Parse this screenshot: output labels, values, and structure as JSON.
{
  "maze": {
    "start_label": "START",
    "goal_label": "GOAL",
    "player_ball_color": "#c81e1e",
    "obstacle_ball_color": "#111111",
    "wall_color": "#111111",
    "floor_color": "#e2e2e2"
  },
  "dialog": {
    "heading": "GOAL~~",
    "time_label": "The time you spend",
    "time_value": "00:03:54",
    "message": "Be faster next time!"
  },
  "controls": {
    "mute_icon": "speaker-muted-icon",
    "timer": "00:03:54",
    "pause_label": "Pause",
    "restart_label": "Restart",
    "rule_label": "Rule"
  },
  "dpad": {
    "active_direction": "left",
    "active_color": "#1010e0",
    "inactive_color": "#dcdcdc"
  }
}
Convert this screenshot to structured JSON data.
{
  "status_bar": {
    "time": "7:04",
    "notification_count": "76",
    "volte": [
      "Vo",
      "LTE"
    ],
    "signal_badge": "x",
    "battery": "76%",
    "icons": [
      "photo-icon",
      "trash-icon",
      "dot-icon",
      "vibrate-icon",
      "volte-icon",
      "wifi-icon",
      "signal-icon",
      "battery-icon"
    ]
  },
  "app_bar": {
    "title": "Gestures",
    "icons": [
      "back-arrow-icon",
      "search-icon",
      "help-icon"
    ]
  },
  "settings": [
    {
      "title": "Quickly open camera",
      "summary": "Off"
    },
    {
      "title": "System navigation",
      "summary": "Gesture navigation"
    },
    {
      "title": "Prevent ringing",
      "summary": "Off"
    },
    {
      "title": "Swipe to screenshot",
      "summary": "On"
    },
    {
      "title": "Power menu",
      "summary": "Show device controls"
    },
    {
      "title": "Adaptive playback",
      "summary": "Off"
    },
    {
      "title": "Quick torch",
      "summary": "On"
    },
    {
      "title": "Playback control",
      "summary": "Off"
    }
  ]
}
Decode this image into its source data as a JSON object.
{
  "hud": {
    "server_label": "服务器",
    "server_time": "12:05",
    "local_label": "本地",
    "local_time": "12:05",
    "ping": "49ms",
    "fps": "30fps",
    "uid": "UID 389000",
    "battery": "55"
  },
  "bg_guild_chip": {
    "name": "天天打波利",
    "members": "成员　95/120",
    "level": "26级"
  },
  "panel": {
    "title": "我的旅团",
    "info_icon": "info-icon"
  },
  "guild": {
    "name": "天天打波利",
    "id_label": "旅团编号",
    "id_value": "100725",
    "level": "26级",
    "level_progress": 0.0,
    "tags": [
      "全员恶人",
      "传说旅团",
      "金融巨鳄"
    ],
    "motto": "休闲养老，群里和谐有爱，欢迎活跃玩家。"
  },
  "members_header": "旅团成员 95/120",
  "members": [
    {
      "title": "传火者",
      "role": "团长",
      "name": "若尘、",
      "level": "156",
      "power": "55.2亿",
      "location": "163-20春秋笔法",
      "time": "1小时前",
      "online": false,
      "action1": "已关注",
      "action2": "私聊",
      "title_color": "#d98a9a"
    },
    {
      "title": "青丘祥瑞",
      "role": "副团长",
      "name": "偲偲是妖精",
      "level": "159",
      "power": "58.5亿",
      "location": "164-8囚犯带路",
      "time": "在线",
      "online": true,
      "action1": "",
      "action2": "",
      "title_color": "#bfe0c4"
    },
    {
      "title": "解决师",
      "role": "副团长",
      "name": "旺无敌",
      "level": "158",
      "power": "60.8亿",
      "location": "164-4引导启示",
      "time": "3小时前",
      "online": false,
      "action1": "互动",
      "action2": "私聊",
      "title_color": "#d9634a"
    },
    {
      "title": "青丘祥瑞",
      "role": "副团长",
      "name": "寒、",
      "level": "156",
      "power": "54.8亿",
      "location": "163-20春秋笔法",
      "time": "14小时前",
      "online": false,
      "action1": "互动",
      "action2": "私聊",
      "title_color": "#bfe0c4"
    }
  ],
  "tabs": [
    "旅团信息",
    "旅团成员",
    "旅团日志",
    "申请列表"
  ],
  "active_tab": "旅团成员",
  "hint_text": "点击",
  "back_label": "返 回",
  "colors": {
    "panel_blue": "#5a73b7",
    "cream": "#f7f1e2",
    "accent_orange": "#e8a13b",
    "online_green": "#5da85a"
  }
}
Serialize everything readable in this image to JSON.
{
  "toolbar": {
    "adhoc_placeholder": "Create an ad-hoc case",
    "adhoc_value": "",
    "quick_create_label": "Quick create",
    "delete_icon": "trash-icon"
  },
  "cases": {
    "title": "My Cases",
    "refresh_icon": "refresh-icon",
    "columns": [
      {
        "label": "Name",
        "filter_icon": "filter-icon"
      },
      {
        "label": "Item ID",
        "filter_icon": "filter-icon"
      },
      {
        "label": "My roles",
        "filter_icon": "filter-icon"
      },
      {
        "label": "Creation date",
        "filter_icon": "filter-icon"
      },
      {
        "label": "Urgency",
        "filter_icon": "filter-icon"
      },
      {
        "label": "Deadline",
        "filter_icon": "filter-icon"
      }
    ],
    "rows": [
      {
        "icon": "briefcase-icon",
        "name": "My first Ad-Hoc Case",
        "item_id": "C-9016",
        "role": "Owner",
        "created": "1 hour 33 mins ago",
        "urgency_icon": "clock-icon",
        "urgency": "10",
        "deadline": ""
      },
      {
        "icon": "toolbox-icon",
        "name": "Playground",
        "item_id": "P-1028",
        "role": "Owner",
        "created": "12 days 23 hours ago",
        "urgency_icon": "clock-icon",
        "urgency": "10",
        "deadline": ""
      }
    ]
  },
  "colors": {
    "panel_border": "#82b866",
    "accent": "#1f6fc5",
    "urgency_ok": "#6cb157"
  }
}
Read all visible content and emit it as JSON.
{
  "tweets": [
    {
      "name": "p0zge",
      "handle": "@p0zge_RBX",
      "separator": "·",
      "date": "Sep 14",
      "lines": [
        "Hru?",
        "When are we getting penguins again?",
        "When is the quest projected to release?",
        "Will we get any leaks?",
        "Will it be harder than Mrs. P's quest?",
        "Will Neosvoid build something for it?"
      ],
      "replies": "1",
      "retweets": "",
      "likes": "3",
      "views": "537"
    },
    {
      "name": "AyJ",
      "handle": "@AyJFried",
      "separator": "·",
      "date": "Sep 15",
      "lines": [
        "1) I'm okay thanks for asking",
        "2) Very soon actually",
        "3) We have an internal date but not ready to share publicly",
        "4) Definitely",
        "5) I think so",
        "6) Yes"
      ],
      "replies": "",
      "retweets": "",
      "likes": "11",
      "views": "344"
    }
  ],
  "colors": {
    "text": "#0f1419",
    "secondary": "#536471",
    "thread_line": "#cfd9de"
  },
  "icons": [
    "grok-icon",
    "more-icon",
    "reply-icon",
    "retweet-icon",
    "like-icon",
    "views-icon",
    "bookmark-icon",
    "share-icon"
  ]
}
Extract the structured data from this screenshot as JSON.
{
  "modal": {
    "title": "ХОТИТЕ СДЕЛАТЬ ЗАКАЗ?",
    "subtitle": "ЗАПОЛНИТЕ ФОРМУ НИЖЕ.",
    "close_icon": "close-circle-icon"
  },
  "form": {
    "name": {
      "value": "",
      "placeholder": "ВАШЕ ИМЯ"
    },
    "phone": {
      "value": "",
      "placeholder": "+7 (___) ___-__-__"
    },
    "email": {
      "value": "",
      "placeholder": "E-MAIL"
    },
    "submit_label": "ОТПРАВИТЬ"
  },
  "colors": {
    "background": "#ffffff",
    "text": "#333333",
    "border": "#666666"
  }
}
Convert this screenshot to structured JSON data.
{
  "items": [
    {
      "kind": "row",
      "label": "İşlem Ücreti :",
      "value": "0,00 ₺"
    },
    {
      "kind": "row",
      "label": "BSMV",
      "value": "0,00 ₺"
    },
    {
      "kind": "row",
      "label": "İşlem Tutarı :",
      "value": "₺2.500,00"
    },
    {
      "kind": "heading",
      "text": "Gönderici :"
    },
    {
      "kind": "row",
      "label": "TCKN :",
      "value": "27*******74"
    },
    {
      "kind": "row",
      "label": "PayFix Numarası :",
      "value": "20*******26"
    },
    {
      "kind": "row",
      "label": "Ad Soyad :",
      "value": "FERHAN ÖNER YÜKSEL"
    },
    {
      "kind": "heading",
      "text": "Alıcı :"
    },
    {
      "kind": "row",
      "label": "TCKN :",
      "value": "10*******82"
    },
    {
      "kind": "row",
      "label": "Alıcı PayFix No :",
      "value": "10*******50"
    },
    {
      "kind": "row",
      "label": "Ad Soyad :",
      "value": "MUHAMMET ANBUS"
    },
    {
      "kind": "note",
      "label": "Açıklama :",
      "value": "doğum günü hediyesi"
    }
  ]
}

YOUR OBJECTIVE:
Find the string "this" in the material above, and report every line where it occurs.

RESPONSE TO THE EXERCISE:
Parse this screenshot: output labels, values, and structure as JSON.
Convert this screenshot to structured JSON data.
Decode this image into its source data as a JSON object.
Serialize everything readable in this image to JSON.
Extract the structured data from this screenshot as JSON.
Convert this screenshot to structured JSON data.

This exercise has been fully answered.